It was only after this second assault that my former psychiatrist agreed to transfer my care to a psychiatrist who specializes in trauma. For the first time, I experienced an appropriate approach to treating trauma. In my first appointment, the new psychiatrist said, “You can tell me as much or as little as you like. We don’t even have to talk about it.”
Different counsellors at U of T led me to believe that trauma therapy required traumatic retelling. This psychiatrist showed me an exit route without my having to search for one. He gave me the option to say ‘no,’ a ‘no’ I knew he’d respect. My care got better, but I got worse.
Toward the end of fall term in 2017, trauma took its toll and sparked a bipolar mixed episode. This episode included racing thoughts, heightened irritability, pressured speech, erratic energy, and about two hours of sleep a night over two weeks.

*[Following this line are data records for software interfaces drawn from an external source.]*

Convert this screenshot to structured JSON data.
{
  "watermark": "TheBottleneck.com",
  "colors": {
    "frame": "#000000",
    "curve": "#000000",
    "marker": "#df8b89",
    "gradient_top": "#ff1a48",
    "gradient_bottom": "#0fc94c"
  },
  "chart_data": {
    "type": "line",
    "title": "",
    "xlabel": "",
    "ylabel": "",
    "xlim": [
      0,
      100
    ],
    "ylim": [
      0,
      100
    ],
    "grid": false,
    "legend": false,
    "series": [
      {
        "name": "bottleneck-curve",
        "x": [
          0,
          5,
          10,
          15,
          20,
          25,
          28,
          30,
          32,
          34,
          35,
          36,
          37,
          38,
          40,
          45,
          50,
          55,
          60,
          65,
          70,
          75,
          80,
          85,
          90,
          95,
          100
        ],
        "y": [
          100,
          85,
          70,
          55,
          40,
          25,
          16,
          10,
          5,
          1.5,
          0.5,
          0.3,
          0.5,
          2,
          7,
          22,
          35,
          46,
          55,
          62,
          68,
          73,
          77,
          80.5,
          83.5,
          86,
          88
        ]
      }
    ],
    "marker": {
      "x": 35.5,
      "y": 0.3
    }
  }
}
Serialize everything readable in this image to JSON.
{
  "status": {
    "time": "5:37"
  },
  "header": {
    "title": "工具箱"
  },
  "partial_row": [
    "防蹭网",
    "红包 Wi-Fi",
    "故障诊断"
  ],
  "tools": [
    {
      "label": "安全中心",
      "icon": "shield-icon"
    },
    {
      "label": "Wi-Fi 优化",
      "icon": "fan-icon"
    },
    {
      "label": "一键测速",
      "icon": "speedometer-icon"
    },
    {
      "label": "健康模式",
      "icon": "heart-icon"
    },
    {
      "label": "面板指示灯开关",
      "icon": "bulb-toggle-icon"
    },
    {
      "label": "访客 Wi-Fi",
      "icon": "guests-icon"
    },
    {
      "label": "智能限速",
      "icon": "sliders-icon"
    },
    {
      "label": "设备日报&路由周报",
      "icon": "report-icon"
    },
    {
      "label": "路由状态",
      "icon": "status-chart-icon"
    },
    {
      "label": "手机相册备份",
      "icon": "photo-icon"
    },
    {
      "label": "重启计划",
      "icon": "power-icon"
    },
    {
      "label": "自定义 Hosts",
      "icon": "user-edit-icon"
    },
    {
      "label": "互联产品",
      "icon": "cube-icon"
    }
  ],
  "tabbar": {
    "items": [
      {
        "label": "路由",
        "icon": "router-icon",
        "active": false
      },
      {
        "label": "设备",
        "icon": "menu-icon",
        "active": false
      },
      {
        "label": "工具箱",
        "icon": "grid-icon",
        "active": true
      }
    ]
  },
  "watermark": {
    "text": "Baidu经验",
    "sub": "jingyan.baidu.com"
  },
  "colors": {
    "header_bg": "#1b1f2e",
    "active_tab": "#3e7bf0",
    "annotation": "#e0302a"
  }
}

I hallucinated while trying to write a seminar presentation and paper on Virginia Woolf and Jacques Derrida (two writers who can make anyone’s head spin). I heard voices saying, “There’s something you need to show, there’s something you know.” I started seeing things that weren’t there.
Words transformed. The Thomas Fisher Rare Book Library turned into Rape Fisher. I saw a mangled skeleton on College Street. After a rare nap, I woke up to a man in a mask. I saw devils on the day of my presentation. An hour before class, I ran around the JCR talking about Derrida and “what it all means” to anyone who would listen. My apologies to all these people.
Those who support the mandated leave policy would argue that I should have taken a leave of absence. But while students in these situations often need more time, more time does not mean mandated time away from one’s school community.
Last winter term, I took a creative writing course with Professor S. She let me write about my rape in a personal essay. Writing this essay restored my ability to write. It took me five months, but I eventually finished that Woolf paper. Had I been placed on leave, I would have lost the support I got from my professor.
On June 27, 2018, I joined a group of students in protest while Governing Council held a meeting to pass the mandated leave policy. We chanted and gave speeches outside Simcoe Hall. The noise we made reached Hart House, and our message reached the news.
While we made ourselves heard, the governors did not listen. At the end of the meeting, our voices were raw, and the policy passed. It rained that day.
I worry about students who could lose their jobs, their residency, their international student visas. I worry about marginalized students, particularly those who are Black, Indigenous, or People of Colour, who will face the additional stress and discrimination of a mandatory leave. I worry about Disabled and Mad/Mentally Ill students. I worry about students dealing with difficult life experiences.
When the proposal first came to light, many of my friends and I were afraid to be on campus, afraid to be seen in CAPS and Accessibility Services. This policy will dissuade students from seeking help. This policy will divest Mad and Mentally Ill students of the dignity and agency they deserve. This policy will put people’s lives at risk.
The day after the mandatory leave policy passed, Professor S. emailed me: “Keep fighting — we studied human rights together, and your right to participate at your university is one.” Students will keep fighting against the policy. We will hold the policy administrators accountable for their discrimination until we’re guaranteed barrier-free access to education.
We will keep telling our stories. This was mine.